Your task = The answer is every line in the data below that contains the word "Sapphire".

(Data about app and page elements)
======

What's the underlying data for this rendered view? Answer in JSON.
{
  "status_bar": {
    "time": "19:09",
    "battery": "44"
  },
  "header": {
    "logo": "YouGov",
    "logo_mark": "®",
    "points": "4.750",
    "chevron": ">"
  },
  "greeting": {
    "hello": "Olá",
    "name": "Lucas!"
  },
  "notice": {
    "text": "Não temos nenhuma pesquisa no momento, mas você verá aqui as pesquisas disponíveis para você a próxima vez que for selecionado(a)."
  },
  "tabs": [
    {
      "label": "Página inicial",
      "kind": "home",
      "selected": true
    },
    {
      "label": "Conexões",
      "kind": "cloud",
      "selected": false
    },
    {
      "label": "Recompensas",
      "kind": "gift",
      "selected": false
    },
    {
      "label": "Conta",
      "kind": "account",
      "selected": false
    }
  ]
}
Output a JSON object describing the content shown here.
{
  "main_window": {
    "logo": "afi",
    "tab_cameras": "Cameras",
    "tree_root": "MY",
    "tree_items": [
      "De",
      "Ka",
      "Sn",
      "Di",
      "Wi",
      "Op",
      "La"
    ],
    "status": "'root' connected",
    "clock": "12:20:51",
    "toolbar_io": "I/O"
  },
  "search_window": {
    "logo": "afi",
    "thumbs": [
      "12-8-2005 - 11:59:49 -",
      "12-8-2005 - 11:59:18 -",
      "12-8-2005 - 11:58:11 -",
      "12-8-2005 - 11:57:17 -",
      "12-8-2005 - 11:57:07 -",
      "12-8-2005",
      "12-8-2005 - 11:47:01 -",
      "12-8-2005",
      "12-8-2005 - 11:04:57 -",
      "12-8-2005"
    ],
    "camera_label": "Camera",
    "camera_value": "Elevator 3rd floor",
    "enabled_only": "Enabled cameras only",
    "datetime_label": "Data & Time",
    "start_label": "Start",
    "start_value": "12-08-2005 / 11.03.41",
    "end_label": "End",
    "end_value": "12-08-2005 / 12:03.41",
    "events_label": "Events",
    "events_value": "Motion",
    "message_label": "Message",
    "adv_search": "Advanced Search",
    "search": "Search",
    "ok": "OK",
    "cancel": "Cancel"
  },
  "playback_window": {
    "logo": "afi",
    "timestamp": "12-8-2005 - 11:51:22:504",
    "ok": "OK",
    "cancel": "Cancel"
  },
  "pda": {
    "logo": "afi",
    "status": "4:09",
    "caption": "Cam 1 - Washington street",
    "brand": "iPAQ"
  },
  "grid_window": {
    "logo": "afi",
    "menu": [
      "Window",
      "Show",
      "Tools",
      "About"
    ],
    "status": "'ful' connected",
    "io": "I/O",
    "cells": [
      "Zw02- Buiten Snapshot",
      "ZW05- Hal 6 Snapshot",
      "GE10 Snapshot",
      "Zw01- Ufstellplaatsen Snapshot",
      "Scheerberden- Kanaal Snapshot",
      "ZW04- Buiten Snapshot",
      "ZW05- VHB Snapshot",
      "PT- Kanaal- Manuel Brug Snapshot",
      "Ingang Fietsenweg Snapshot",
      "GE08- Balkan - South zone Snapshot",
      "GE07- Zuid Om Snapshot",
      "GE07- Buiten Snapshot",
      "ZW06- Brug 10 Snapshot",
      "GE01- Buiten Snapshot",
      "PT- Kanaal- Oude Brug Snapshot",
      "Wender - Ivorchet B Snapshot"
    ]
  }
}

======

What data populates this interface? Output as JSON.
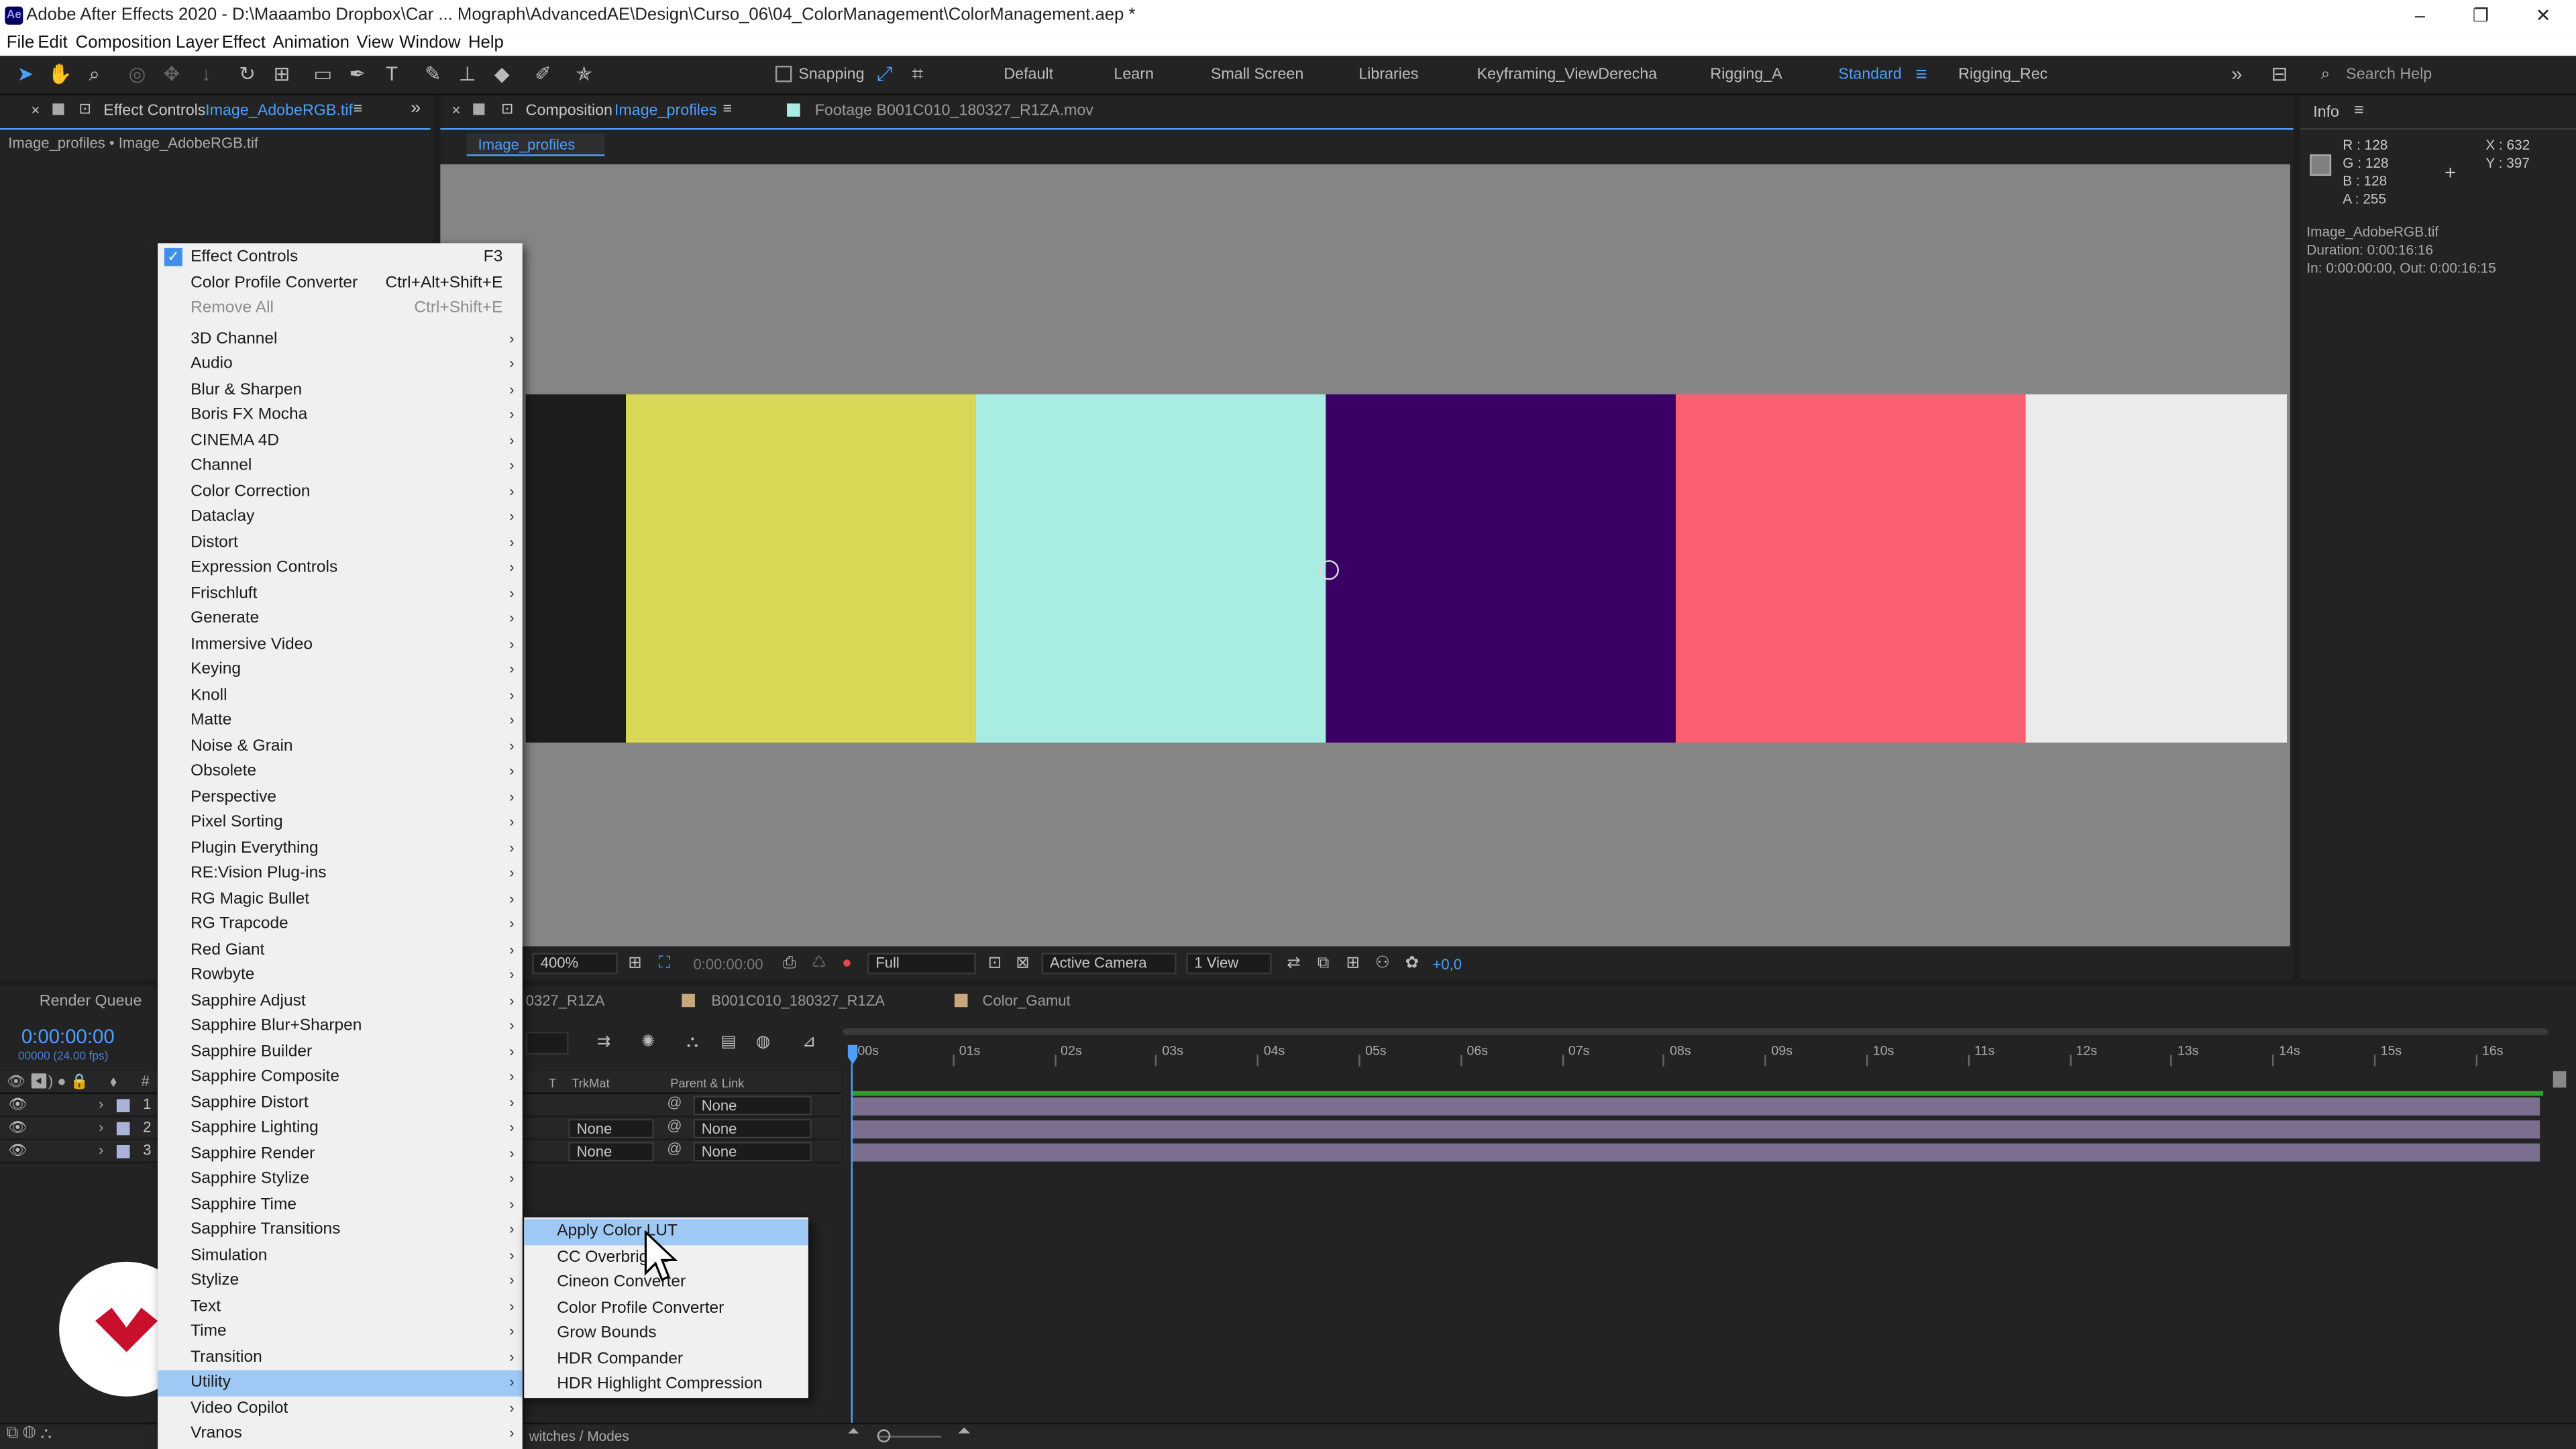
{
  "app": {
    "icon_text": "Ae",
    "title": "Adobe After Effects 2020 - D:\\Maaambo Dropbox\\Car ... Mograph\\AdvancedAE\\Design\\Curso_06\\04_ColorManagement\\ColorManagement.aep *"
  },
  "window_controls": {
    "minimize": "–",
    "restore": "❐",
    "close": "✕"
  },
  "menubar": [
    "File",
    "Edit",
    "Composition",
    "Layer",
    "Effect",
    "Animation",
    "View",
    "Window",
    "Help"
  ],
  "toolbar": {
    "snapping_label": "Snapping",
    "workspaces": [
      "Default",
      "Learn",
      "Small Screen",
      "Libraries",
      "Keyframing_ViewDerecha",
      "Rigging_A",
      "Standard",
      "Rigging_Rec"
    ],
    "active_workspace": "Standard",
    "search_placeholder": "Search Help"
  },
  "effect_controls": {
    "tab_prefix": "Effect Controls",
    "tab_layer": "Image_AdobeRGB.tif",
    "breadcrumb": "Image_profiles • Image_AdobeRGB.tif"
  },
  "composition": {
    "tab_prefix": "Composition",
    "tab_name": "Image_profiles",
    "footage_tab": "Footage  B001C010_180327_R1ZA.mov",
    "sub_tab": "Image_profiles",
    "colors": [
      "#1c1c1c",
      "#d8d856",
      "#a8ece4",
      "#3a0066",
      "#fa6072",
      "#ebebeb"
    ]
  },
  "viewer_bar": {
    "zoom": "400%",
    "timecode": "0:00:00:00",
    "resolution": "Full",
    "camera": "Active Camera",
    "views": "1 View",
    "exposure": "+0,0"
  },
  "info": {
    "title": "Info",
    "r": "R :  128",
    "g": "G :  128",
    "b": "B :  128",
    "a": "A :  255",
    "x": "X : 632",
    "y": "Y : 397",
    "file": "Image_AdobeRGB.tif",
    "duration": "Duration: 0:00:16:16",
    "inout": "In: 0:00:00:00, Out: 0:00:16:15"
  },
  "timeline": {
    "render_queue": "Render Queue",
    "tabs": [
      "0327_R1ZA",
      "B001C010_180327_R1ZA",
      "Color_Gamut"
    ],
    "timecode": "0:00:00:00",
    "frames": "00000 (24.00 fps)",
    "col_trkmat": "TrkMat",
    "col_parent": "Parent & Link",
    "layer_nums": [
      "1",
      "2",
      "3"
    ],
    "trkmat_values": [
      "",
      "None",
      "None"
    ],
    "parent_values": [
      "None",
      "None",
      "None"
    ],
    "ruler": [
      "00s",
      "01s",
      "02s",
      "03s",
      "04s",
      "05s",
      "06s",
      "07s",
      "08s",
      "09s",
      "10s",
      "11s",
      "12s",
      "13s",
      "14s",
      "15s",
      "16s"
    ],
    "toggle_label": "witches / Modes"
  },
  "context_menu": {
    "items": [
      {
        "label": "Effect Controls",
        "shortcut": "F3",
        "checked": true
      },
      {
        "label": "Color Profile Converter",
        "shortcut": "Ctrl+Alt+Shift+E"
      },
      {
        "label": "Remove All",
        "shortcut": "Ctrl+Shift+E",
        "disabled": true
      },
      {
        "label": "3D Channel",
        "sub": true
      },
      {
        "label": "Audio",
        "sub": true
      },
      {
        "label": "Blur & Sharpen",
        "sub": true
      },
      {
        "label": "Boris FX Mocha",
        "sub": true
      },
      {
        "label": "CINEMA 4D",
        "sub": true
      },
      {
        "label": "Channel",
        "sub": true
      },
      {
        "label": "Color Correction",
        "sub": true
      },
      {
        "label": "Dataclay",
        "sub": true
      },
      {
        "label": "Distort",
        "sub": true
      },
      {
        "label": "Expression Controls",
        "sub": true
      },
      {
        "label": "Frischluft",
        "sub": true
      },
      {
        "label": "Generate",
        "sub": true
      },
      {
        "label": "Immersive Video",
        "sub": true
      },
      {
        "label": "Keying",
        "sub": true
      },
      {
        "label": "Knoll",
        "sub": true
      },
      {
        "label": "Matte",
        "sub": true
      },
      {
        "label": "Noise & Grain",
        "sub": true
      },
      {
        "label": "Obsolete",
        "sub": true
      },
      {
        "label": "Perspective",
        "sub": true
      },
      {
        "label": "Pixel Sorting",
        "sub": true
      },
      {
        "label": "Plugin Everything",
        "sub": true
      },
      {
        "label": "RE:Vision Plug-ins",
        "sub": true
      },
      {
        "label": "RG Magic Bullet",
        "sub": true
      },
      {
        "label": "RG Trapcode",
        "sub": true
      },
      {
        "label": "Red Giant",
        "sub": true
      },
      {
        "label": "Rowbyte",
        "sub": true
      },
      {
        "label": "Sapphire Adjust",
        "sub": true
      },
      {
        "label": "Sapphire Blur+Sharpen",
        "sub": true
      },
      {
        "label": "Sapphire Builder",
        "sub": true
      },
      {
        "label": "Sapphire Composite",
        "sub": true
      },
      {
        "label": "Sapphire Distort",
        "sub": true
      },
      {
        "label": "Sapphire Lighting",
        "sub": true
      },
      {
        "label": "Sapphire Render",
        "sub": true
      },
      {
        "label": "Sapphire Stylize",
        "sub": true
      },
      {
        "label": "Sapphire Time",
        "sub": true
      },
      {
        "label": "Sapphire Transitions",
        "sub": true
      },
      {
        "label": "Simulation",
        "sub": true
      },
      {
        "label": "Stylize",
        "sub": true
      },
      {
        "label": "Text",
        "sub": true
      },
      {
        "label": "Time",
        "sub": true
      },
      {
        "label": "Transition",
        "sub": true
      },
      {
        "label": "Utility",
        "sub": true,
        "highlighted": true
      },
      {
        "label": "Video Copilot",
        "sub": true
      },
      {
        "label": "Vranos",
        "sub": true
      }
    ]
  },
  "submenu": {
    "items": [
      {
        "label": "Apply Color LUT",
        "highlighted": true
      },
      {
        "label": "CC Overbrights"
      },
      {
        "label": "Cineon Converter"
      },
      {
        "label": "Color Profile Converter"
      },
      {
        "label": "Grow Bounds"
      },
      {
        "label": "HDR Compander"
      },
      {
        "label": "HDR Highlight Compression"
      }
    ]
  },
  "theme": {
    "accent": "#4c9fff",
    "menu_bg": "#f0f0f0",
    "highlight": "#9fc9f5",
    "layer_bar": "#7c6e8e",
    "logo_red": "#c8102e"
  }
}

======

Response box =
        "label": "Sapphire Adjust",
        "label": "Sapphire Blur+Sharpen",
        "label": "Sapphire Builder",
        "label": "Sapphire Composite",
        "label": "Sapphire Distort",
        "label": "Sapphire Lighting",
        "label": "Sapphire Render",
        "label": "Sapphire Stylize",
        "label": "Sapphire Time",
        "label": "Sapphire Transitions",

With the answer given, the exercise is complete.